(Supplied records begins)

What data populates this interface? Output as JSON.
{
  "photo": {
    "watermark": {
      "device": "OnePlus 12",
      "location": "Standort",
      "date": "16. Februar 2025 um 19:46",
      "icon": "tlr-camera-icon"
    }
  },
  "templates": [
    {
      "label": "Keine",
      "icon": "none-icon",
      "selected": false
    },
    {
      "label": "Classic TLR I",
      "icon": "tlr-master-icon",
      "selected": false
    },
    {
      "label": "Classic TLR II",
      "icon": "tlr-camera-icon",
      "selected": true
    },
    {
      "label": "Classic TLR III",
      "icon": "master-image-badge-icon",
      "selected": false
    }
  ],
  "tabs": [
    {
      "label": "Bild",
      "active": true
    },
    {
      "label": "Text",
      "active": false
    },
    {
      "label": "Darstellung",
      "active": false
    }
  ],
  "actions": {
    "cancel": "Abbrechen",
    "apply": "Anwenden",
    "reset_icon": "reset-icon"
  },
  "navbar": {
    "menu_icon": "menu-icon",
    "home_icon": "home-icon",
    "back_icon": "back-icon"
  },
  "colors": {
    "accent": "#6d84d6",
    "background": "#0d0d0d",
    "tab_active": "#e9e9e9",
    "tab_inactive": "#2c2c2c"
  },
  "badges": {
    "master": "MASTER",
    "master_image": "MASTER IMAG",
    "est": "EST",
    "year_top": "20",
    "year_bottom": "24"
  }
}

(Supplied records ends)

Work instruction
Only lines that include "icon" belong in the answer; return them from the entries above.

Exercise output
      "icon": "tlr-camera-icon"
      "icon": "none-icon",
      "icon": "tlr-master-icon",
      "icon": "tlr-camera-icon",
      "icon": "master-image-badge-icon",
    "reset_icon": "reset-icon"
    "menu_icon": "menu-icon",
    "home_icon": "home-icon",
    "back_icon": "back-icon"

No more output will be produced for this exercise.